The Seattle Thunderbirds have been a weak team on the ice in recent years. But with incoming elite talent such as Mathew Barzal, Seattle is now looking to make the playoffs for the second straight season.
Their only potential problem: the NHL.
Everyone familiar with hockey knows the Coyotes are in a pile full of manure in terms of where they stand at the moment, but their issues aren’t on the ice. An unstable ownership situation has led to tonnes of relocation talk.
Seattle has now taken over the lead in the race to be the Coyotes’ new home.
Chris Daniels of KING-5 TV has pointed out that Seattle does indeed hold the right cards to bring in an NHL team very quickly.
The team would have to play at Key Arena, which would only seat roughly 11,000 for hockey. (Daly has indicated in the past that it would be a suitable short term home for a franchise.
Deborah Daoust, a spokesperson for Seattle Center and Key Arena, said Tuesday night that the ice making equipment and chilling system are still operational and have been used in the past for events like the Ice Capades and Disney on Ice. However, she said there had been no discussion, that she was aware of, concerning use for a hockey team. The arena recently freed up the dates that were held for an NBA franchise.

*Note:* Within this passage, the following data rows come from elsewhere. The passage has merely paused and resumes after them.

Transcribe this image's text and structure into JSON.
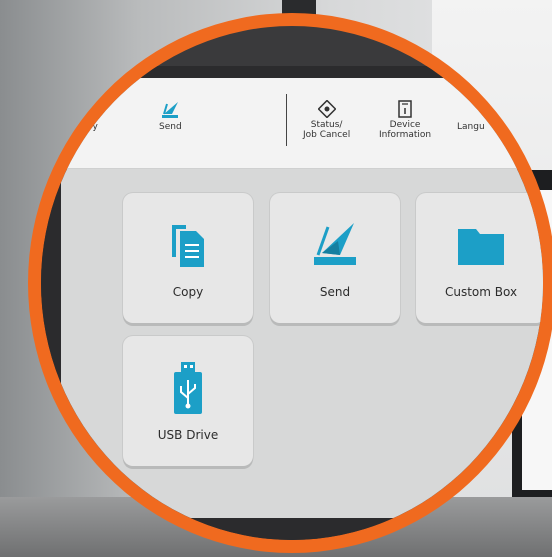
{
  "accent_color": "#1c9fc7",
  "ring_color": "#f06a1f",
  "topbar": {
    "copy_label": "Copy",
    "send_label": "Send",
    "status_label_line1": "Status/",
    "status_label_line2": "Job Cancel",
    "device_label_line1": "Device",
    "device_label_line2": "Information",
    "language_label": "Langu"
  },
  "tiles": {
    "copy": "Copy",
    "send": "Send",
    "custom_box": "Custom Box",
    "usb_drive": "USB Drive"
  }
}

That all sounds fine. But does that mean the Thunderbirds are about to lose their market?
Those in the loop in the Seattle area are confident Washington can support both teams.
@WHLFromAbove Seattle WHL franchise in trouble if this happen ?
— Jérôme Bérubé (@Jerome_Berube) June 16, 2013
— Dan Shrader (@ShraderD) June 16, 2013
All settled? Not quite. However, with those such as Eide knowledgeable about the situation, the T-Birds should be fine for at least another playoff run.
Jeff Angus wrote about hockey in Seattle in September. Given their passion for pro sports, Angus said that the average fan would be surprised to hear about the large amount of hockey supporters in the northwest state.
For now, the Thunderbirds are expected to stick to their guns and keep their wings in motion. There’s even a chance NHL relocation could increase northwestern CHL attendance.
Frankly, the Thunderbirds should want an NHL team in their area. It could be great for fans, provide player motivation, and has the potential to drive revenue. The flip side of the coin is negative, as unfortunately, opposite effects could be felt as well.
It would be a trial and error scenario, but with coyotes on the ground, there’s no reason for birds to not remain in the air.